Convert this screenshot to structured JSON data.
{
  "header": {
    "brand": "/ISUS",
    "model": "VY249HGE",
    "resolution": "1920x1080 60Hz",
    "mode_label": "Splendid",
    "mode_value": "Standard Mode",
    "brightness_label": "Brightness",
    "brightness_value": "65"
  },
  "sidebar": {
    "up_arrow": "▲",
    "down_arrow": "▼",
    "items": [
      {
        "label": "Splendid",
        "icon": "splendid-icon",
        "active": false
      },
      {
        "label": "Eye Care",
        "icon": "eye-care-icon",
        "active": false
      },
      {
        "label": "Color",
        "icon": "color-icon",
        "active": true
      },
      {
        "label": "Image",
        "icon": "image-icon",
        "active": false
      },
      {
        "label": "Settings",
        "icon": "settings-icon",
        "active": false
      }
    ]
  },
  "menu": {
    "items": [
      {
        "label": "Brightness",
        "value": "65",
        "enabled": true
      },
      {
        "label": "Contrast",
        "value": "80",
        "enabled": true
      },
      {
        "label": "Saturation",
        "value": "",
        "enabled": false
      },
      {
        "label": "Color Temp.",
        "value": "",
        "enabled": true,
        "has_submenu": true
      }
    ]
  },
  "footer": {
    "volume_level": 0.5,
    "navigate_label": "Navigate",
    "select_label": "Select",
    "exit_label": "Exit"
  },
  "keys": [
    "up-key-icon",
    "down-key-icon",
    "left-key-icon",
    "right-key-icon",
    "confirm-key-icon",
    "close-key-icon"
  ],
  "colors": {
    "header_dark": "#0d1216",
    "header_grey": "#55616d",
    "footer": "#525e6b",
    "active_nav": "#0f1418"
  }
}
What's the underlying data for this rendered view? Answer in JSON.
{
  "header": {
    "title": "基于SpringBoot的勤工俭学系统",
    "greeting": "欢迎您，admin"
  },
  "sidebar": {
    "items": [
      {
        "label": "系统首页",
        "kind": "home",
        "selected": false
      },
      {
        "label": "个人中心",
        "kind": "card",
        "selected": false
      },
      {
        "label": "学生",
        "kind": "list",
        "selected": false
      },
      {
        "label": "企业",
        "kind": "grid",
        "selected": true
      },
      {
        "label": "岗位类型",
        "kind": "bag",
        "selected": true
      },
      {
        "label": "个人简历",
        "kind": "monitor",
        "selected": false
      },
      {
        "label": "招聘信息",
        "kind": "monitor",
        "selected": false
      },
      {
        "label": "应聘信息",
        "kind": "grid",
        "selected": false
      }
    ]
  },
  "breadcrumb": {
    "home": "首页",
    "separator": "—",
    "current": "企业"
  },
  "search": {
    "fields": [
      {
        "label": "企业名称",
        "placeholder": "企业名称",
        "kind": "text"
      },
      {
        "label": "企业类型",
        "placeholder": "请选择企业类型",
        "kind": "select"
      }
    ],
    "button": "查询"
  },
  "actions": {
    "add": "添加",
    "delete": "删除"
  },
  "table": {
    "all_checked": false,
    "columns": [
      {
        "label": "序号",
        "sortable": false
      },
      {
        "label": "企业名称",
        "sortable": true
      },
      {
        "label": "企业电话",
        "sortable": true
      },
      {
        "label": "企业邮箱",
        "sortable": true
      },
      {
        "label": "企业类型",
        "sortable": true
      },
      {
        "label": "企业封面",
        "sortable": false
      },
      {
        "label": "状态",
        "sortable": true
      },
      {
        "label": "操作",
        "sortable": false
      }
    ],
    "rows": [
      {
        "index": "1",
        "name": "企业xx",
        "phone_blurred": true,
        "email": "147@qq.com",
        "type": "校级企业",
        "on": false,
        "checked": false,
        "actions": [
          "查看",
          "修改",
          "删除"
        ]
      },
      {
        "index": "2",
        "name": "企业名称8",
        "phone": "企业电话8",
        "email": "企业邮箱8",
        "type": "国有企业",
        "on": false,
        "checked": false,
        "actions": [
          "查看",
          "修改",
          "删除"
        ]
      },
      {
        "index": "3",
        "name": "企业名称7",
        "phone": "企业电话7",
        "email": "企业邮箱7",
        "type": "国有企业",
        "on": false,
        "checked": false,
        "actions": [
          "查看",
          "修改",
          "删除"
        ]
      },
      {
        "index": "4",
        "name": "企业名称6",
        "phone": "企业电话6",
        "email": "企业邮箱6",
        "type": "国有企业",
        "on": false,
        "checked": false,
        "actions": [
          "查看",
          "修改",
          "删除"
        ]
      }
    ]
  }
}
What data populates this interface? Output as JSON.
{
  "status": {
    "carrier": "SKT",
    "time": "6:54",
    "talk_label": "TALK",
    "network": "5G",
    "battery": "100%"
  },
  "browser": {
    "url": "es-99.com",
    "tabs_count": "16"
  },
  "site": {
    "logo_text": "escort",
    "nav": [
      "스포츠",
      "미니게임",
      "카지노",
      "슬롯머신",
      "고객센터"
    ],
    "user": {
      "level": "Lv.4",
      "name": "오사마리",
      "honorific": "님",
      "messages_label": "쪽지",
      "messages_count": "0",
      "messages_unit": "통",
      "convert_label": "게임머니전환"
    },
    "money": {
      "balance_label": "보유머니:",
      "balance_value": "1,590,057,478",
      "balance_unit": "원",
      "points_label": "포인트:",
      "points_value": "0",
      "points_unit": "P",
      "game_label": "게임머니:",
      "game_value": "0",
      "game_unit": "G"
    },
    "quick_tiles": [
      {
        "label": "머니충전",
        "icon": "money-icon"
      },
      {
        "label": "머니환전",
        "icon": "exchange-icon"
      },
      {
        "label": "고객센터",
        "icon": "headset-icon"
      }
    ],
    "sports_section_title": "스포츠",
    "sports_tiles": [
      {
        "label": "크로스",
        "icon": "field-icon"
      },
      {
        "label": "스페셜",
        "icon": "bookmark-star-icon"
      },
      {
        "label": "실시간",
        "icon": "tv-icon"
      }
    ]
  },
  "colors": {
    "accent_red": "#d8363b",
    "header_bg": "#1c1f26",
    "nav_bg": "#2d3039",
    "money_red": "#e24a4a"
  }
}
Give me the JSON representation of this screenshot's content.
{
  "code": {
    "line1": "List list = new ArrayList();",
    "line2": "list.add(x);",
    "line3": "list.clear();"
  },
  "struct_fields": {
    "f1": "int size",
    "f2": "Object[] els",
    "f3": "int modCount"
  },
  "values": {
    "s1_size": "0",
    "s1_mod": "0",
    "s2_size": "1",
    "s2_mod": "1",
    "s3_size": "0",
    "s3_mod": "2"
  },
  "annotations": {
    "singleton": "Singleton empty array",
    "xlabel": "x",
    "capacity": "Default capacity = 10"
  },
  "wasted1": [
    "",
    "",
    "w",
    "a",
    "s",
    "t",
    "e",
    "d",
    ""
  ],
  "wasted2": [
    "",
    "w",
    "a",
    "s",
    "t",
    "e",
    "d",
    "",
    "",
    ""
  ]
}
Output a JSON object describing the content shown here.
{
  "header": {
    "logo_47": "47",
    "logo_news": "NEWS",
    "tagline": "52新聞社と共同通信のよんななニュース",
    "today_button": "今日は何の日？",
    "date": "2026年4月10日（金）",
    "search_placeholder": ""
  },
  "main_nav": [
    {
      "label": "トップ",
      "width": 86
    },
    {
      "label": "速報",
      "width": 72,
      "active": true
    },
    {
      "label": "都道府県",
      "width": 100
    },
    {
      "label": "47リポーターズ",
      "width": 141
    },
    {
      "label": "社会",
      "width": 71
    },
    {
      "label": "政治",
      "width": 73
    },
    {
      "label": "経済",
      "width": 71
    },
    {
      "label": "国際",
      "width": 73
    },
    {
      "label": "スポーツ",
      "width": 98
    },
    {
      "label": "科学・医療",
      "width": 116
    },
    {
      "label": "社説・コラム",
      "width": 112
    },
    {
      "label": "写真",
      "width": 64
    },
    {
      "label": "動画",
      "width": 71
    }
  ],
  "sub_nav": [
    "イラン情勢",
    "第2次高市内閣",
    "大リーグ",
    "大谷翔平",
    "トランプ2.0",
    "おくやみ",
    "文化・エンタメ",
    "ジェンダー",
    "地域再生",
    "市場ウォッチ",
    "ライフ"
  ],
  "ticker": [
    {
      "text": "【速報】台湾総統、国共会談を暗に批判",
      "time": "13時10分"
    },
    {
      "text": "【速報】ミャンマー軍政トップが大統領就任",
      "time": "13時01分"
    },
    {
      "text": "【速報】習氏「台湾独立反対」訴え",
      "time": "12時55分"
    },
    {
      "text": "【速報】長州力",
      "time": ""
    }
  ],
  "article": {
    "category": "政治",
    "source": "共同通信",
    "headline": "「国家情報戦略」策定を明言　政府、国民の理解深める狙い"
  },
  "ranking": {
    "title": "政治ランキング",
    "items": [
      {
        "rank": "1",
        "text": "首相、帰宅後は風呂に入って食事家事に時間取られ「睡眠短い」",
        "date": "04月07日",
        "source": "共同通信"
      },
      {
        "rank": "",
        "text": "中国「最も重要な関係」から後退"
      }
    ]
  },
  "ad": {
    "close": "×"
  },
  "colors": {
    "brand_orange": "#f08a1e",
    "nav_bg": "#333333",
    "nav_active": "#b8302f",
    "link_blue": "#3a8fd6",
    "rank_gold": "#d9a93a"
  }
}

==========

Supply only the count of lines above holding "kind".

10